The entries should be given again so that each one matches the original exactly.

DATA RECORDS section start

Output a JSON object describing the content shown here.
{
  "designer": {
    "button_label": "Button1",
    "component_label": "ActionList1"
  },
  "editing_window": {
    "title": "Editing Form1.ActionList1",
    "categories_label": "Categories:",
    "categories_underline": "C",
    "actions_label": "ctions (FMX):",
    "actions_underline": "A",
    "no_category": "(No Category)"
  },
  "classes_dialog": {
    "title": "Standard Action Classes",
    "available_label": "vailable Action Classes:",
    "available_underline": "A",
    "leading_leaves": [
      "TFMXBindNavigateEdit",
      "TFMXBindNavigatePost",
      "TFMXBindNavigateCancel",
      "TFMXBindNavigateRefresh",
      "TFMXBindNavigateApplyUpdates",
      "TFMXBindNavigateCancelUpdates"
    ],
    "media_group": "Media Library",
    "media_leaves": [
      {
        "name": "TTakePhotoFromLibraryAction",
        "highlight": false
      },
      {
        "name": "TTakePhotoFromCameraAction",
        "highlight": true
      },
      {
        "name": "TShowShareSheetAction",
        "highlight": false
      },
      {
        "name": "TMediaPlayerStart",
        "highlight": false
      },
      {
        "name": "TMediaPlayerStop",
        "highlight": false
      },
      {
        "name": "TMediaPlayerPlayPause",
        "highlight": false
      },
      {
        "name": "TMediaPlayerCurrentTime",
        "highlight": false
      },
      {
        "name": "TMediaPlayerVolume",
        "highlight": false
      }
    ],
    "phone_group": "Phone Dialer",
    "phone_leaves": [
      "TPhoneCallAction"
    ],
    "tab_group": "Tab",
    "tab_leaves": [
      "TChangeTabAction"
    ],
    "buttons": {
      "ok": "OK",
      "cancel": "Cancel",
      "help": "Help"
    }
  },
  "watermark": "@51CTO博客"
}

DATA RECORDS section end

- _WRITTEN RESPONSE_
Output a JSON object describing the content shown here.
{
  "designer": {
    "button_label": "Button1",
    "component_label": "ActionList1"
  },
  "editing_window": {
    "title": "Editing Form1.ActionList1",
    "categories_label": "Categories:",
    "categories_underline": "C",
    "actions_label": "ctions (FMX):",
    "actions_underline": "A",
    "no_category": "(No Category)"
  },
  "classes_dialog": {
    "title": "Standard Action Classes",
    "available_label": "vailable Action Classes:",
    "available_underline": "A",
    "leading_leaves": [
      "TFMXBindNavigateEdit",
      "TFMXBindNavigatePost",
      "TFMXBindNavigateCancel",
      "TFMXBindNavigateRefresh",
      "TFMXBindNavigateApplyUpdates",
      "TFMXBindNavigateCancelUpdates"
    ],
    "media_group": "Media Library",
    "media_leaves": [
      {
        "name": "TTakePhotoFromLibraryAction",
        "highlight": false
      },
      {
        "name": "TTakePhotoFromCameraAction",
        "highlight": true
      },
      {
        "name": "TShowShareSheetAction",
        "highlight": false
      },
      {
        "name": "TMediaPlayerStart",
        "highlight": false
      },
      {
        "name": "TMediaPlayerStop",
        "highlight": false
      },
      {
        "name": "TMediaPlayerPlayPause",
        "highlight": false
      },
      {
        "name": "TMediaPlayerCurrentTime",
        "highlight": false
      },
      {
        "name": "TMediaPlayerVolume",
        "highlight": false
      }
    ],
    "phone_group": "Phone Dialer",
    "phone_leaves": [
      "TPhoneCallAction"
    ],
    "tab_group": "Tab",
    "tab_leaves": [
      "TChangeTabAction"
    ],
    "buttons": {
      "ok": "OK",
      "cancel": "Cancel",
      "help": "Help"
    }
  },
  "watermark": "@51CTO博客"
}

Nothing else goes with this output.